I have a question about the viability of using tank less water heaters as a means to heat water for radiant heating systems. The specific concerns are as follows.

  1. Does using the tank less water heater for both domestic and radiant needs shorten the life expectancy and or void the warranty.
  2. Normally a boiler closed radiant system is between 12-20 psi. The domestic system is generally 40-80 psi. Does than mean with this type of configuration the radiant now has the same psi as the domestic. Is that a problem?
  3. Boilers normally heat water to 165-170 degrees for the radiant heat. The tank less water heater heats to only 120 becuase there is no separation between the heat and domestic systems. This must mean it has to run longer and or take longer to heat the same sq. footage.
    I am concerned that while these systems are labeled “green” and are much less expensive that they are actually not sufficient to do a good job in a cold weather climate like Northwest Colorado.
    Thanks in advance for your time and assistance.


I have read those articles. The manufactures seem to thing their product is great for this application, however if you read other forums plumbers and some installers state the opposite. I will likely call a couple of local HVAC guys but was wondering if anyone here had spoken with any installers or had clients which considered these systems insufficient under normal living conditions.

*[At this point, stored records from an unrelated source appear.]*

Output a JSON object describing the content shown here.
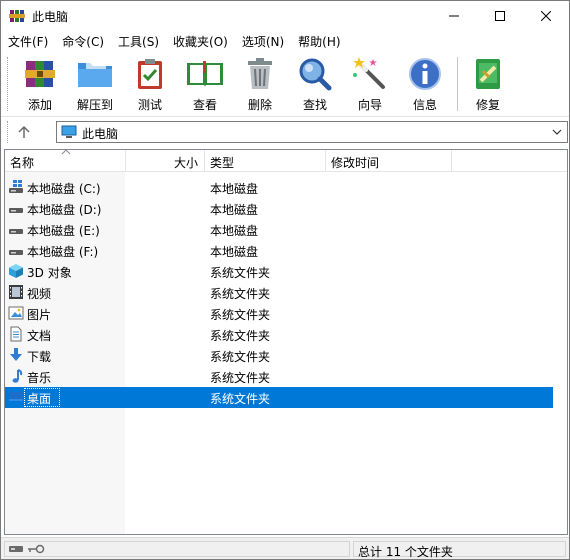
{
  "window": {
    "title": "此电脑"
  },
  "menu": [
    {
      "label": "文件(F)"
    },
    {
      "label": "命令(C)"
    },
    {
      "label": "工具(S)"
    },
    {
      "label": "收藏夹(O)"
    },
    {
      "label": "选项(N)"
    },
    {
      "label": "帮助(H)"
    }
  ],
  "toolbar": {
    "add": "添加",
    "extract": "解压到",
    "test": "测试",
    "view": "查看",
    "delete": "删除",
    "find": "查找",
    "wizard": "向导",
    "info": "信息",
    "repair": "修复"
  },
  "address": {
    "path": "此电脑"
  },
  "columns": {
    "name": "名称",
    "size": "大小",
    "type": "类型",
    "modified": "修改时间"
  },
  "rows": [
    {
      "name": "本地磁盘 (C:)",
      "type": "本地磁盘",
      "icon": "drive-system-icon"
    },
    {
      "name": "本地磁盘 (D:)",
      "type": "本地磁盘",
      "icon": "drive-icon"
    },
    {
      "name": "本地磁盘 (E:)",
      "type": "本地磁盘",
      "icon": "drive-icon"
    },
    {
      "name": "本地磁盘 (F:)",
      "type": "本地磁盘",
      "icon": "drive-icon"
    },
    {
      "name": "3D 对象",
      "type": "系统文件夹",
      "icon": "3d-objects-icon"
    },
    {
      "name": "视频",
      "type": "系统文件夹",
      "icon": "video-icon"
    },
    {
      "name": "图片",
      "type": "系统文件夹",
      "icon": "pictures-icon"
    },
    {
      "name": "文档",
      "type": "系统文件夹",
      "icon": "documents-icon"
    },
    {
      "name": "下载",
      "type": "系统文件夹",
      "icon": "downloads-icon"
    },
    {
      "name": "音乐",
      "type": "系统文件夹",
      "icon": "music-icon"
    },
    {
      "name": "桌面",
      "type": "系统文件夹",
      "icon": "desktop-icon"
    }
  ],
  "selected_row": 10,
  "status": {
    "summary": "总计 11 个文件夹"
  },
  "colors": {
    "selection": "#0078d7"
  }
}
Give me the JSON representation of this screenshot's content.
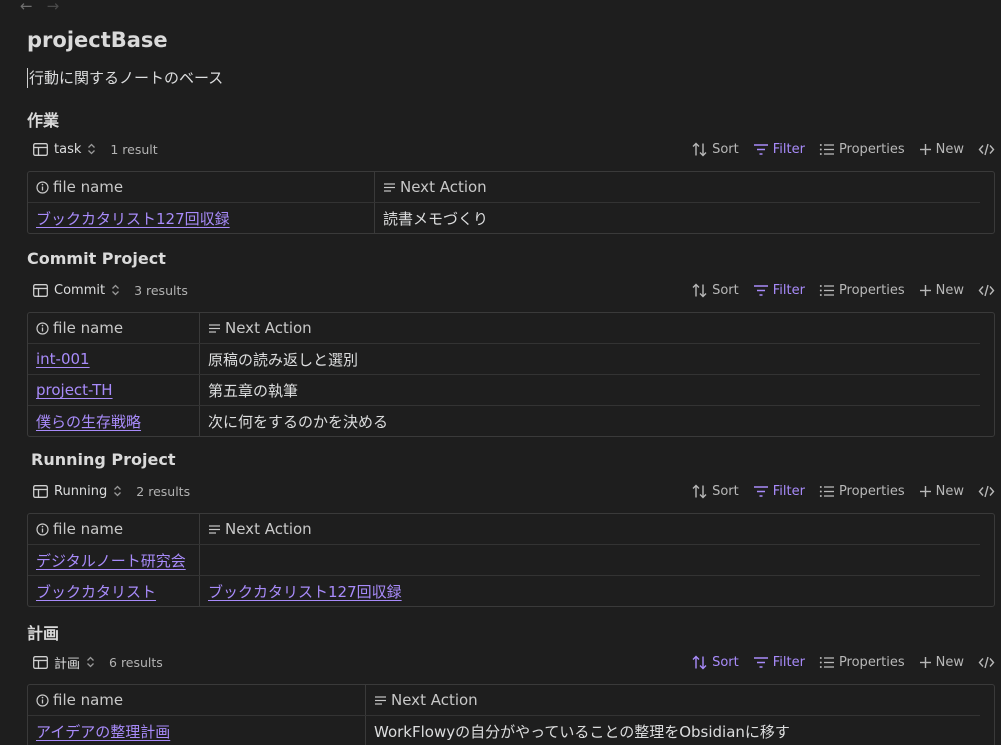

Unless you use one of these.


Depends. I did this when my son and I built his house. Use an on demand for the radiant, but it is a separate closed system. Can raise the temp higher since the DHW was separate. Works great.
Have a client that has the same thing and all hell is breaking loose. Noritz claims it voids the warranty and their system is not designed for radiant heat. So client may sue seller to have it replaced with a boiler.
To tell the truth, altho it seems to work, it might be easier to just put in a boiler. An on demand runs $1500-1800, not installed. You can get a LAARS Mini-Therm boiler (75k BTU) for about $1700. Since the price is comparable, why not just use a boiler that everybody understands and forget the hassle.
My 2 cents.